The task:
Return, from the data that follows, each line that holds the word "多条公交线路直达".

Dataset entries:
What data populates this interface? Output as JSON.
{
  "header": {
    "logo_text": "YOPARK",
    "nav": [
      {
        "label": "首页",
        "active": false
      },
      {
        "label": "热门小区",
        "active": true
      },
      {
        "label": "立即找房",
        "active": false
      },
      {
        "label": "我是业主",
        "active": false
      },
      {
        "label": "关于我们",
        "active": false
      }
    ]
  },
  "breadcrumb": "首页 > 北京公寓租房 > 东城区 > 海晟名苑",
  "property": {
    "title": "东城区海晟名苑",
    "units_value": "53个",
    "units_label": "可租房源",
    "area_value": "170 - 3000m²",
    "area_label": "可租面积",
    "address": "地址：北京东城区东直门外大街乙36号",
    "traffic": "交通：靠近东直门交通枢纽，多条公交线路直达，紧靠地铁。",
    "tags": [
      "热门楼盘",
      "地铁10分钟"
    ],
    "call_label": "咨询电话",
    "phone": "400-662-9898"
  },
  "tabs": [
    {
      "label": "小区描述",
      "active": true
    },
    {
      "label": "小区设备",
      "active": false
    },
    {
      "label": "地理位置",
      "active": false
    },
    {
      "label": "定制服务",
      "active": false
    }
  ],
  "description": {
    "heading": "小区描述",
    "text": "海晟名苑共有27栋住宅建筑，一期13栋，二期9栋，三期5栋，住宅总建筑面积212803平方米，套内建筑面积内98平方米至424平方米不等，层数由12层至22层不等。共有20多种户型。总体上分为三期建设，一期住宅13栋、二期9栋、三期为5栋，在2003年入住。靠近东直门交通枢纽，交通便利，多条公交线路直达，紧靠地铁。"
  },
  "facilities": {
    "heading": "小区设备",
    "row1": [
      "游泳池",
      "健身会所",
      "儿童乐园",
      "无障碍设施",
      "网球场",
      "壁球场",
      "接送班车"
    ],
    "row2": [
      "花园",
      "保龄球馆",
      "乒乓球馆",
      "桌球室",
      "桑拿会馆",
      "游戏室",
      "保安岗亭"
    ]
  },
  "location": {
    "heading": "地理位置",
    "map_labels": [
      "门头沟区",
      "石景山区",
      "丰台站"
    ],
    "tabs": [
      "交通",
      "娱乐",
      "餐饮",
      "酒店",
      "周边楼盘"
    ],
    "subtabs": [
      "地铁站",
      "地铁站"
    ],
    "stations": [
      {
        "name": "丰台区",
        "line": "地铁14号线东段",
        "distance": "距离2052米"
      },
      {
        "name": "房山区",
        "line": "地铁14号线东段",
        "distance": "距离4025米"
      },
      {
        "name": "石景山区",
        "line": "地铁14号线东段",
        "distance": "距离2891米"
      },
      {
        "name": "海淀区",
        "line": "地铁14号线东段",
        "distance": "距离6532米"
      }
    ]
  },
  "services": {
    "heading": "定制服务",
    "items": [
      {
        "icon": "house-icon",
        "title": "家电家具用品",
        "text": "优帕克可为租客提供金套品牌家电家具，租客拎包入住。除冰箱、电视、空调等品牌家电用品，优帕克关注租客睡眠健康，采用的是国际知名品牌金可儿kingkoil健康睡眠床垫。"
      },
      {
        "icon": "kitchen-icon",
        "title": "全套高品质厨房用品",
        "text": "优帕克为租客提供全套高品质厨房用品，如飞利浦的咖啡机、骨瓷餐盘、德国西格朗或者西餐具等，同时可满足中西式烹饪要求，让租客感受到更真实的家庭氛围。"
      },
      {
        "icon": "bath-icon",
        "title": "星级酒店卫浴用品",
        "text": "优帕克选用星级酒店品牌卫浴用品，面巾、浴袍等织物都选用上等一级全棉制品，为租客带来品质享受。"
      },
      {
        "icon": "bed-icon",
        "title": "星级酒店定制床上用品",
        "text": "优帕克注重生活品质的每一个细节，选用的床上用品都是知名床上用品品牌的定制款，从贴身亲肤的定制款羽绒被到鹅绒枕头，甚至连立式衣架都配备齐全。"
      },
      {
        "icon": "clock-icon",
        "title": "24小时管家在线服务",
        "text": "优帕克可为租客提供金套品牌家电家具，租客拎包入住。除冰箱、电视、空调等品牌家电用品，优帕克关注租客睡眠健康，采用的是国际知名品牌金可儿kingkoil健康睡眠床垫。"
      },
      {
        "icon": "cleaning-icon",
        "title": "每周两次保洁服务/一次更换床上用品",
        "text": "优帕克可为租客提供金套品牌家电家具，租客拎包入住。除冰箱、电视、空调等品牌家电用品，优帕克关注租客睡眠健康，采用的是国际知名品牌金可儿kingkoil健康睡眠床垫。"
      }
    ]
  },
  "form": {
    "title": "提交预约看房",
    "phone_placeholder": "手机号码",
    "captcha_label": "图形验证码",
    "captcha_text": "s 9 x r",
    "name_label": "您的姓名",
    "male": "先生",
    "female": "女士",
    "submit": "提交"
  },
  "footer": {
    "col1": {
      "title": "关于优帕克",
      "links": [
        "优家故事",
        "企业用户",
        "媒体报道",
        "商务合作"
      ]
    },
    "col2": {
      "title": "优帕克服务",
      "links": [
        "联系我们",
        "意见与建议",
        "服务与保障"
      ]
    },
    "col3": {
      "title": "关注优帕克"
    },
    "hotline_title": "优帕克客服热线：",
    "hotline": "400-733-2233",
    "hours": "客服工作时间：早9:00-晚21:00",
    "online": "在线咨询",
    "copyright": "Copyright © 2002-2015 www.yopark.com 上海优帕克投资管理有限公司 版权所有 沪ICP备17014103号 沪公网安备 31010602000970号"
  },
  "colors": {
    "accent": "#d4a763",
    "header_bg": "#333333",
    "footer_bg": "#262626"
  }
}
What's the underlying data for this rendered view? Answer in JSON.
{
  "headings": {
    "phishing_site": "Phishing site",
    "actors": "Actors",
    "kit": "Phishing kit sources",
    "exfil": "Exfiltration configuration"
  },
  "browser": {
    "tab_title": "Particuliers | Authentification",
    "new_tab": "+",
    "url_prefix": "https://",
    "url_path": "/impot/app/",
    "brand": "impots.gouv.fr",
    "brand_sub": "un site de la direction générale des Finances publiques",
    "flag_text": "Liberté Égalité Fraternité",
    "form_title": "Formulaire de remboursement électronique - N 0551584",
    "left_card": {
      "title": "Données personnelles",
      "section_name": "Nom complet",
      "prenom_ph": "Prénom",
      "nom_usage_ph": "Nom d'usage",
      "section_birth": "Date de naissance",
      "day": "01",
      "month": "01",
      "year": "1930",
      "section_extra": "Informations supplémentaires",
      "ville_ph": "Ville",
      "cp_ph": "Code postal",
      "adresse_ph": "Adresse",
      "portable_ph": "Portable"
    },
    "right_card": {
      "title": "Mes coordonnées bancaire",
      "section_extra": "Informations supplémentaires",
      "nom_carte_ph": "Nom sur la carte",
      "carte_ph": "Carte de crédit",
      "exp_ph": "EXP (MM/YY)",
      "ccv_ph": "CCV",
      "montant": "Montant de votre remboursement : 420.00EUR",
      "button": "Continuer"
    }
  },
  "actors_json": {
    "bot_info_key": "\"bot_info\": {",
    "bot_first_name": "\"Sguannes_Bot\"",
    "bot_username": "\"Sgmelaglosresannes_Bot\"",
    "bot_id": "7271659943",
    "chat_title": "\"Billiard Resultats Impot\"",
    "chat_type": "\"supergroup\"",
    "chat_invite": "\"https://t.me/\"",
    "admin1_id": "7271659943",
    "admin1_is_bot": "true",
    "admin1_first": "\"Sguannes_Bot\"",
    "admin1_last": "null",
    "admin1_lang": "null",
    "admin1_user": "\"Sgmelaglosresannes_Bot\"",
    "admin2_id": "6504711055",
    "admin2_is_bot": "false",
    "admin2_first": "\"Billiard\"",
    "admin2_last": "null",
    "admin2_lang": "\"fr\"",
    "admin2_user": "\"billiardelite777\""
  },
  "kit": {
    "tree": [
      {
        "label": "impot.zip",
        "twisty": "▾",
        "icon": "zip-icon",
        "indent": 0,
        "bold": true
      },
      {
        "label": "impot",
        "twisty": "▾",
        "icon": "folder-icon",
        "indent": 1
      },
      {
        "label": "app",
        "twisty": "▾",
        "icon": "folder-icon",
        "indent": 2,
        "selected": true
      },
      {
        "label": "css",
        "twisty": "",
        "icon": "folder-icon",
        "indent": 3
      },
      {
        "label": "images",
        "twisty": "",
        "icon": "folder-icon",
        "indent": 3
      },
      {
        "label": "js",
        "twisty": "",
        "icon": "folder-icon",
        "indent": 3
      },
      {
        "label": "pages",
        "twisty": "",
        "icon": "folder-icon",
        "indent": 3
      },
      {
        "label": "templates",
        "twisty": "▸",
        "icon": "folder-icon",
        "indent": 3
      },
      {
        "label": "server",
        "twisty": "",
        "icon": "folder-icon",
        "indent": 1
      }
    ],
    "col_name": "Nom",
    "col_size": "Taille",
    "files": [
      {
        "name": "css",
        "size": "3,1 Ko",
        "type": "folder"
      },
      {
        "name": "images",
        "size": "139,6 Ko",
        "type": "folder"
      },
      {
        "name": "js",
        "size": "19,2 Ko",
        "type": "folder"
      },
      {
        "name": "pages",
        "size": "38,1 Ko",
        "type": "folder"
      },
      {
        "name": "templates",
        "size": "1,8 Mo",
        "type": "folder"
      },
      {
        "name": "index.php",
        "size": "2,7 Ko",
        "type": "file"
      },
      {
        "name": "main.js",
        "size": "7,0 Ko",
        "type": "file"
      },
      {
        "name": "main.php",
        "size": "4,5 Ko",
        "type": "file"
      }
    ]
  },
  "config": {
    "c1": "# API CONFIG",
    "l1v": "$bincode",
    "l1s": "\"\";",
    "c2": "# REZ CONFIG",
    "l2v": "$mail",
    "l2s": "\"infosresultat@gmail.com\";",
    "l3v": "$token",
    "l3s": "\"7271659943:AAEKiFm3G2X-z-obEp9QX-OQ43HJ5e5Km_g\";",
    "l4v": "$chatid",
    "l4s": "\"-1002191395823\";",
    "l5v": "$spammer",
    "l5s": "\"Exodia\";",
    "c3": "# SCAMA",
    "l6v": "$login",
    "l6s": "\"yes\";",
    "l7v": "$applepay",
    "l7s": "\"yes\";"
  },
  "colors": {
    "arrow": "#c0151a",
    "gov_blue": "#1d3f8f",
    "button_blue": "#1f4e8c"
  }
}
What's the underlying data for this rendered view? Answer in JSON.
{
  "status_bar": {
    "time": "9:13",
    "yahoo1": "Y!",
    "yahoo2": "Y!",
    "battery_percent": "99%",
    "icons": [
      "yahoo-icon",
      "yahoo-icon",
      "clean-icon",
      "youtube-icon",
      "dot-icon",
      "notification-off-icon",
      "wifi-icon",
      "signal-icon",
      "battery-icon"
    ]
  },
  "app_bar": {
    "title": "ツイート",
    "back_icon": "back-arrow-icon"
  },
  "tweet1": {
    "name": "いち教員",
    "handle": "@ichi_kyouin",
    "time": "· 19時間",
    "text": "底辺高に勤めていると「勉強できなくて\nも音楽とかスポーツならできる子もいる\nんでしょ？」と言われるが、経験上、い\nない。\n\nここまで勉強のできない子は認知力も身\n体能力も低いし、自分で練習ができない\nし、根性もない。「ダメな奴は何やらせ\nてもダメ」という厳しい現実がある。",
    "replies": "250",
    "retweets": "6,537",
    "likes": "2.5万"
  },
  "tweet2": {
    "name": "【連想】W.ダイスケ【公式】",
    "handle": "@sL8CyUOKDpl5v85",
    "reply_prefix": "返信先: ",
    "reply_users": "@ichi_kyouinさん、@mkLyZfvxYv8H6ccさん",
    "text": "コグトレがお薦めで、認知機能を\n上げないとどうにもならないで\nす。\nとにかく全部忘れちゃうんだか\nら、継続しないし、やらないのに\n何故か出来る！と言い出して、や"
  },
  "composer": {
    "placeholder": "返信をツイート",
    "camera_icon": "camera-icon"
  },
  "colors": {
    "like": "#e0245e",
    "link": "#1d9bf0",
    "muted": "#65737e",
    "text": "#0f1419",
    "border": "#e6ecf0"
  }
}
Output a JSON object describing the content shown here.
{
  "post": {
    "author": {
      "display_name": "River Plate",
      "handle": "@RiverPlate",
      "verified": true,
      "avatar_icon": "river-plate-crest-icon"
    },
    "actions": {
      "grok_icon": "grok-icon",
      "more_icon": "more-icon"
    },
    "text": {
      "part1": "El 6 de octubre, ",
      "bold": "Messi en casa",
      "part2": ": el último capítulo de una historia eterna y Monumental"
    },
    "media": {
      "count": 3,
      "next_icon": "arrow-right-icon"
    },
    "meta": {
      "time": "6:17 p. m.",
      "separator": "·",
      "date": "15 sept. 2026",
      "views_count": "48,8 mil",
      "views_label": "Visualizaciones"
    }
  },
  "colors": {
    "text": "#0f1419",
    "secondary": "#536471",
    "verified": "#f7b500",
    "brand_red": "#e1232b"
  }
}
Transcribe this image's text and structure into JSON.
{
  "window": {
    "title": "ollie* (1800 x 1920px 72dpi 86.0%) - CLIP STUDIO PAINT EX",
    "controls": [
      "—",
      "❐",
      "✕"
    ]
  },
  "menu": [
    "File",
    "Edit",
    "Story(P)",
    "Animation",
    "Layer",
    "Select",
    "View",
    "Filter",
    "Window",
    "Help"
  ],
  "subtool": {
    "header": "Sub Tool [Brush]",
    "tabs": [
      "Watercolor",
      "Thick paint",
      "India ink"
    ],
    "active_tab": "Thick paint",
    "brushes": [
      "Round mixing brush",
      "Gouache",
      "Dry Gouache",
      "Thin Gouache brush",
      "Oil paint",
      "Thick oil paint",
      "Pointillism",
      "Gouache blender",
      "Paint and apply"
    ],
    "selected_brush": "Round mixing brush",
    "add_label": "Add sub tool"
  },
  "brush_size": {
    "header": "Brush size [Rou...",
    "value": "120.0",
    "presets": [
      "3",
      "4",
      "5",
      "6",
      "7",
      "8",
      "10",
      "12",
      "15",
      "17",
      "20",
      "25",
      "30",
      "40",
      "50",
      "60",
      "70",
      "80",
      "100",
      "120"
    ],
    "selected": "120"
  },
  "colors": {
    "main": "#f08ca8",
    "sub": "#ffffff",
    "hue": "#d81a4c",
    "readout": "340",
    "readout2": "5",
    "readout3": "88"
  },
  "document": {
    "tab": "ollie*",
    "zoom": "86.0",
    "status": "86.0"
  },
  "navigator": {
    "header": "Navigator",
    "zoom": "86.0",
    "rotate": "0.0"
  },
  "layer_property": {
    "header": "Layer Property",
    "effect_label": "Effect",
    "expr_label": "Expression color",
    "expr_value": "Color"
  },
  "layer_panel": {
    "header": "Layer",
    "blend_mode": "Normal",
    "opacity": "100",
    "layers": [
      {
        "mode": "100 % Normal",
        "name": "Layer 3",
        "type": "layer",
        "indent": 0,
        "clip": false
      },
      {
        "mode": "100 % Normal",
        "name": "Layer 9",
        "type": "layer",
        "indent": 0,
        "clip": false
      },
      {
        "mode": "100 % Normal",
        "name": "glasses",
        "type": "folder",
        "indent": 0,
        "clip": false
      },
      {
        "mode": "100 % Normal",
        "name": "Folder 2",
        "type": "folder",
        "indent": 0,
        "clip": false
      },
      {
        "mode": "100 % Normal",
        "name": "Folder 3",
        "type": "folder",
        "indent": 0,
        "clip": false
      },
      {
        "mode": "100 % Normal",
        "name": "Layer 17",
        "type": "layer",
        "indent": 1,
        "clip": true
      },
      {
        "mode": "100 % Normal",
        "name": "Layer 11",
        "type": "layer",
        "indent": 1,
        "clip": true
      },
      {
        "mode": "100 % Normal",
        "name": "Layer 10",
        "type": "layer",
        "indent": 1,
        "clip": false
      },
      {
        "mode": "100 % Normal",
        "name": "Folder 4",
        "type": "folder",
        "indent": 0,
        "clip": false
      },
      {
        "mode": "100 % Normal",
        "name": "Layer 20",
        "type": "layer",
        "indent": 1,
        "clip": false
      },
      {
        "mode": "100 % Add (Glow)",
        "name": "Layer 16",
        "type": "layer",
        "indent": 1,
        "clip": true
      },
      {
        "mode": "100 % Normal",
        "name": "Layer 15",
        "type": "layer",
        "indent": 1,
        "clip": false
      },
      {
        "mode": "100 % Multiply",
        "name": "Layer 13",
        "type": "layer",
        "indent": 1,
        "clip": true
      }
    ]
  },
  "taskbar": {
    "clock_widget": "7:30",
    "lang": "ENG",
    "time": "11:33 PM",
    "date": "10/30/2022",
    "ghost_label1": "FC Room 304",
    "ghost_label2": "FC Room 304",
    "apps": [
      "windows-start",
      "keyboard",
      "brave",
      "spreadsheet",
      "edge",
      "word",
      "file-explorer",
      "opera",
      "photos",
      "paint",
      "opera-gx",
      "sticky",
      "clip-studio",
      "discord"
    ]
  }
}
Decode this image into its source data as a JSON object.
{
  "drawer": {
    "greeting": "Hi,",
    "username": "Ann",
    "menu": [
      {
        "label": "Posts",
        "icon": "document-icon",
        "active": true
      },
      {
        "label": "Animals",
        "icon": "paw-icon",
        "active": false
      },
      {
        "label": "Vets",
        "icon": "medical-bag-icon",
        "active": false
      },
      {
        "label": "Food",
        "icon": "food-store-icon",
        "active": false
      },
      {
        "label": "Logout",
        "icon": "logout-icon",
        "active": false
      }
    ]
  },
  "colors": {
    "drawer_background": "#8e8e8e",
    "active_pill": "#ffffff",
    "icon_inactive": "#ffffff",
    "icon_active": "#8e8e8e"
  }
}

Reply to the task:
    "traffic": "交通：靠近东直门交通枢纽，多条公交线路直达，紧靠地铁。",
    "text": "海晟名苑共有27栋住宅建筑，一期13栋，二期9栋，三期5栋，住宅总建筑面积212803平方米，套内建筑面积内98平方米至424平方米不等，层数由12层至22层不等。共有20多种户型。总体上分为三期建设，一期住宅13栋、二期9栋、三期为5栋，在2003年入住。靠近东直门交通枢纽，交通便利，多条公交线路直达，紧靠地铁。"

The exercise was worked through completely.